Wherever the string "icon" occurs in a line of these records, report that line.

Interface dataset entries
= = = =

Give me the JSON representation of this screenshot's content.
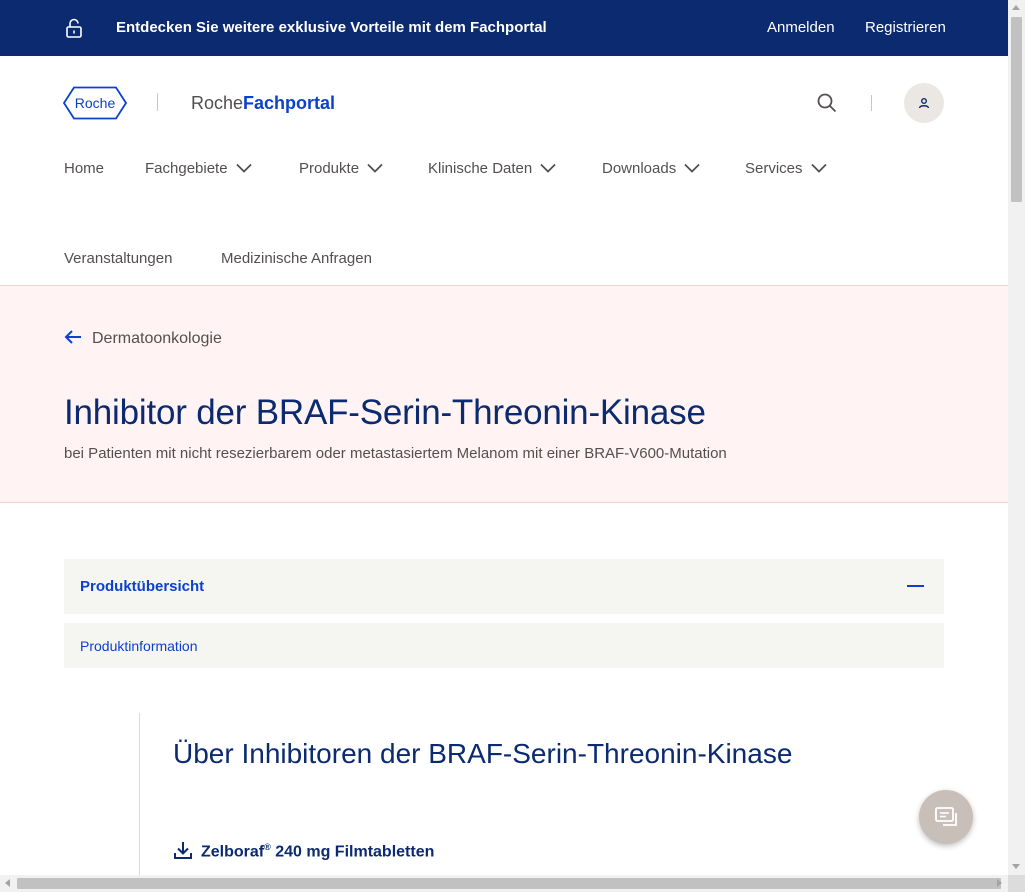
{
  "topbar": {
    "promo_text": "Entdecken Sie weitere exklusive Vorteile mit dem Fachportal",
    "login_label": "Anmelden",
    "register_label": "Registrieren",
    "icon": "unlock-icon"
  },
  "header": {
    "logo_text": "Roche",
    "brand_prefix": "Roche",
    "brand_suffix": "Fachportal",
    "search_icon": "search-icon",
    "user_icon": "user-icon"
  },
  "nav": {
    "items": [
      {
        "label": "Home"
      },
      {
        "label": "Fachgebiete"
      },
      {
        "label": "Produkte"
      },
      {
        "label": "Klinische Daten"
      },
      {
        "label": "Downloads"
      },
      {
        "label": "Services"
      },
      {
        "label": "Veranstaltungen"
      },
      {
        "label": "Medizinische Anfragen"
      }
    ]
  },
  "hero": {
    "back_label": "Dermatoonkologie",
    "title": "Inhibitor der BRAF-Serin-Threonin-Kinase",
    "subtitle": "bei Patienten mit nicht resezierbarem oder metastasiertem Melanom mit einer BRAF-V600-Mutation"
  },
  "accordion": {
    "header_label": "Produktübersicht",
    "items": [
      {
        "label": "Produktinformation"
      }
    ]
  },
  "content": {
    "section_title": "Über Inhibitoren der BRAF-Serin-Threonin-Kinase",
    "download_name": "Zelboraf",
    "download_reg": "®",
    "download_rest": " 240 mg Filmtabletten"
  },
  "colors": {
    "topbar_bg": "#0b2a6f",
    "accent_blue": "#0b41cd",
    "heading_navy": "#0b2a6f",
    "hero_bg": "#fff4f3",
    "accordion_bg": "#f5f5f2",
    "chat_button": "#c8bfb8"
  }
}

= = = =

[PROBLEM SOLUTION]
    "icon": "unlock-icon"
    "search_icon": "search-icon",
    "user_icon": "user-icon"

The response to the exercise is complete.